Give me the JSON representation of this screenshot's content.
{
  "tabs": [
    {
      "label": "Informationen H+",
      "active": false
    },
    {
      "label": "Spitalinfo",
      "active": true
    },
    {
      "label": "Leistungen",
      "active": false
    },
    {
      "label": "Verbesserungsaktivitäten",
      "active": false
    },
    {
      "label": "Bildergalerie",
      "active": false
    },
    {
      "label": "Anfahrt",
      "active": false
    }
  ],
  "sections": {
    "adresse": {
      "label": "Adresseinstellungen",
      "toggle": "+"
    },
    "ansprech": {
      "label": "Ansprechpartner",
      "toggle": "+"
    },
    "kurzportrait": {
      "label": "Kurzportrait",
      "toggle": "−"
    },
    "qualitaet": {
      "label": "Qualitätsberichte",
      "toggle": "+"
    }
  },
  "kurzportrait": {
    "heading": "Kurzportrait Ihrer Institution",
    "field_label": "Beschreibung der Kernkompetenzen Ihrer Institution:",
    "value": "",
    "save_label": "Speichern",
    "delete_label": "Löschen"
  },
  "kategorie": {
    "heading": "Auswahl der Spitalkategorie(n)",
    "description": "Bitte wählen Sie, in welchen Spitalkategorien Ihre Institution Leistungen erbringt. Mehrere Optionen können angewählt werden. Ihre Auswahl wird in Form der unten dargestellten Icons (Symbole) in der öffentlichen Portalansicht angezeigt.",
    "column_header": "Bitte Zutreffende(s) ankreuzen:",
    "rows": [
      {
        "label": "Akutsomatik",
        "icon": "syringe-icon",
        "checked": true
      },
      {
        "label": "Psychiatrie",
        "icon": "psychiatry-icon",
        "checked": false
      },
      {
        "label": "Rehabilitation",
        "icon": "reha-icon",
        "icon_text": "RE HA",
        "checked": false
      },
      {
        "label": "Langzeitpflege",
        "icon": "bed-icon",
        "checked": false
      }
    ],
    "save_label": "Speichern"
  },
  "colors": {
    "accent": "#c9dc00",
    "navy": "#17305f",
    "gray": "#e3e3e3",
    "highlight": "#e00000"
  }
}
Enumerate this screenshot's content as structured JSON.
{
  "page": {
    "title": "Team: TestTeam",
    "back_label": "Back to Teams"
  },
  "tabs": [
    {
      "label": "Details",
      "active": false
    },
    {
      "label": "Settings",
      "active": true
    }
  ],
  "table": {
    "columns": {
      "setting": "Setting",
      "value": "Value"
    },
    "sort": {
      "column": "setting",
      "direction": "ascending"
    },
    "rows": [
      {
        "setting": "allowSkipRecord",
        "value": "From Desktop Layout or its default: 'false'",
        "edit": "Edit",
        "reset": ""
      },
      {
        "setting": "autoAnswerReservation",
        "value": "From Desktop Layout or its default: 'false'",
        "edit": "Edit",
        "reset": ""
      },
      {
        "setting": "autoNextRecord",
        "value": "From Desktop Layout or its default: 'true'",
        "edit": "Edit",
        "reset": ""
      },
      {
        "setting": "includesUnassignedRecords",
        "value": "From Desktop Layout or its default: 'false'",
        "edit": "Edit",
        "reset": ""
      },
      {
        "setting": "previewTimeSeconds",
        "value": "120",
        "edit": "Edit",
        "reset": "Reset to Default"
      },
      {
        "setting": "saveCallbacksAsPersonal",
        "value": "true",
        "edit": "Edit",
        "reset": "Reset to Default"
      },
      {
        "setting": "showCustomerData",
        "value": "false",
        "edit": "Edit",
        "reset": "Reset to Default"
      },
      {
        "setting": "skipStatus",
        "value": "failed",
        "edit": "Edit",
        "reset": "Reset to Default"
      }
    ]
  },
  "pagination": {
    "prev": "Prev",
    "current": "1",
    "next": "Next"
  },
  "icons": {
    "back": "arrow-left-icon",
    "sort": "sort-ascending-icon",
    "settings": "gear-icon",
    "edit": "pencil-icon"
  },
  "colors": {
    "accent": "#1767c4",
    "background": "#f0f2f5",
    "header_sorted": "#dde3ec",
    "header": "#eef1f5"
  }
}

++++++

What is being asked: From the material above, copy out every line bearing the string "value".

Result of this exercise:
    "value": "",
      "value": "Value"
        "value": "From Desktop Layout or its default: 'false'",
        "value": "From Desktop Layout or its default: 'false'",
        "value": "From Desktop Layout or its default: 'true'",
        "value": "From Desktop Layout or its default: 'false'",
        "value": "120",
        "value": "true",
        "value": "false",
        "value": "failed",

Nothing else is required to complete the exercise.